» WHAT THE TASK REQUIRES: Please set down the records exactly, keeping every line.
===== GIVEN DATA =====
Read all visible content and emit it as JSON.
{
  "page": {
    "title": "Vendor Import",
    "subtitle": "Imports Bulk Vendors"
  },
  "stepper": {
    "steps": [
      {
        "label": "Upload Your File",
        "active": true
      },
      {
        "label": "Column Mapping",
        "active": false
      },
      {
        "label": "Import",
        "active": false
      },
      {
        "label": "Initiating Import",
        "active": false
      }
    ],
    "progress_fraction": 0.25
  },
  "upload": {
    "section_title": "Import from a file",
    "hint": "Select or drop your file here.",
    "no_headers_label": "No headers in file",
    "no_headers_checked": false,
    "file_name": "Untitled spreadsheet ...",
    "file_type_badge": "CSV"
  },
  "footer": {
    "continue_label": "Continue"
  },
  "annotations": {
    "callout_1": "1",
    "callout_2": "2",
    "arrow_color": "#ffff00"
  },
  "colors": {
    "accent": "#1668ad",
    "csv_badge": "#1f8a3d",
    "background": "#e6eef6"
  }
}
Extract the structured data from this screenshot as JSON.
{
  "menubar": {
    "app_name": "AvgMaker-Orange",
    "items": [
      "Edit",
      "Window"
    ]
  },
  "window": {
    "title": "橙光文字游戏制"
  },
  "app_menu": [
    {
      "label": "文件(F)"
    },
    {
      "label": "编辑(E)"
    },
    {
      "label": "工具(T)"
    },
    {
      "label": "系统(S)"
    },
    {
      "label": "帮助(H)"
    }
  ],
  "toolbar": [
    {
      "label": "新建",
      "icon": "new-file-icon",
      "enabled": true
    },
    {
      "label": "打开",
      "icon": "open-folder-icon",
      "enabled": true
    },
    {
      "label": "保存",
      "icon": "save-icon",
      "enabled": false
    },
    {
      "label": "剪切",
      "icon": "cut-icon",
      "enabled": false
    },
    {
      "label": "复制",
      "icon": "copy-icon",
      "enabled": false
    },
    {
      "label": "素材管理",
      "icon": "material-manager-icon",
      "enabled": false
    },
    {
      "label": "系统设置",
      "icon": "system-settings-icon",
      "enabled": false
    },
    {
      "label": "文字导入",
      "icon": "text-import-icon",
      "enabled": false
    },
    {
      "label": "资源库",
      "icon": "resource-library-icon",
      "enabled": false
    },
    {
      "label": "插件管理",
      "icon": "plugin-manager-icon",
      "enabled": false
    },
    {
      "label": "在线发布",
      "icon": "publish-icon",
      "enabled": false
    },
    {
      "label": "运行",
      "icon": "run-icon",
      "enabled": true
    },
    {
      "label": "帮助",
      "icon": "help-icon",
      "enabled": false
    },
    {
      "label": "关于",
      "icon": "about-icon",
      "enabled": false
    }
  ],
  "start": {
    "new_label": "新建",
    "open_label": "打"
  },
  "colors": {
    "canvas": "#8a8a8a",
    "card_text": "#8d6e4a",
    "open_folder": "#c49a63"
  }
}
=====
» TASK RESULT:
Read all visible content and emit it as JSON.
{
  "page": {
    "title": "Vendor Import",
    "subtitle": "Imports Bulk Vendors"
  },
  "stepper": {
    "steps": [
      {
        "label": "Upload Your File",
        "active": true
      },
      {
        "label": "Column Mapping",
        "active": false
      },
      {
        "label": "Import",
        "active": false
      },
      {
        "label": "Initiating Import",
        "active": false
      }
    ],
    "progress_fraction": 0.25
  },
  "upload": {
    "section_title": "Import from a file",
    "hint": "Select or drop your file here.",
    "no_headers_label": "No headers in file",
    "no_headers_checked": false,
    "file_name": "Untitled spreadsheet ...",
    "file_type_badge": "CSV"
  },
  "footer": {
    "continue_label": "Continue"
  },
  "annotations": {
    "callout_1": "1",
    "callout_2": "2",
    "arrow_color": "#ffff00"
  },
  "colors": {
    "accent": "#1668ad",
    "csv_badge": "#1f8a3d",
    "background": "#e6eef6"
  }
}
Extract the structured data from this screenshot as JSON.
{
  "menubar": {
    "app_name": "AvgMaker-Orange",
    "items": [
      "Edit",
      "Window"
    ]
  },
  "window": {
    "title": "橙光文字游戏制"
  },
  "app_menu": [
    {
      "label": "文件(F)"
    },
    {
      "label": "编辑(E)"
    },
    {
      "label": "工具(T)"
    },
    {
      "label": "系统(S)"
    },
    {
      "label": "帮助(H)"
    }
  ],
  "toolbar": [
    {
      "label": "新建",
      "icon": "new-file-icon",
      "enabled": true
    },
    {
      "label": "打开",
      "icon": "open-folder-icon",
      "enabled": true
    },
    {
      "label": "保存",
      "icon": "save-icon",
      "enabled": false
    },
    {
      "label": "剪切",
      "icon": "cut-icon",
      "enabled": false
    },
    {
      "label": "复制",
      "icon": "copy-icon",
      "enabled": false
    },
    {
      "label": "素材管理",
      "icon": "material-manager-icon",
      "enabled": false
    },
    {
      "label": "系统设置",
      "icon": "system-settings-icon",
      "enabled": false
    },
    {
      "label": "文字导入",
      "icon": "text-import-icon",
      "enabled": false
    },
    {
      "label": "资源库",
      "icon": "resource-library-icon",
      "enabled": false
    },
    {
      "label": "插件管理",
      "icon": "plugin-manager-icon",
      "enabled": false
    },
    {
      "label": "在线发布",
      "icon": "publish-icon",
      "enabled": false
    },
    {
      "label": "运行",
      "icon": "run-icon",
      "enabled": true
    },
    {
      "label": "帮助",
      "icon": "help-icon",
      "enabled": false
    },
    {
      "label": "关于",
      "icon": "about-icon",
      "enabled": false
    }
  ],
  "start": {
    "new_label": "新建",
    "open_label": "打"
  },
  "colors": {
    "canvas": "#8a8a8a",
    "card_text": "#8d6e4a",
    "open_folder": "#c49a63"
  }
}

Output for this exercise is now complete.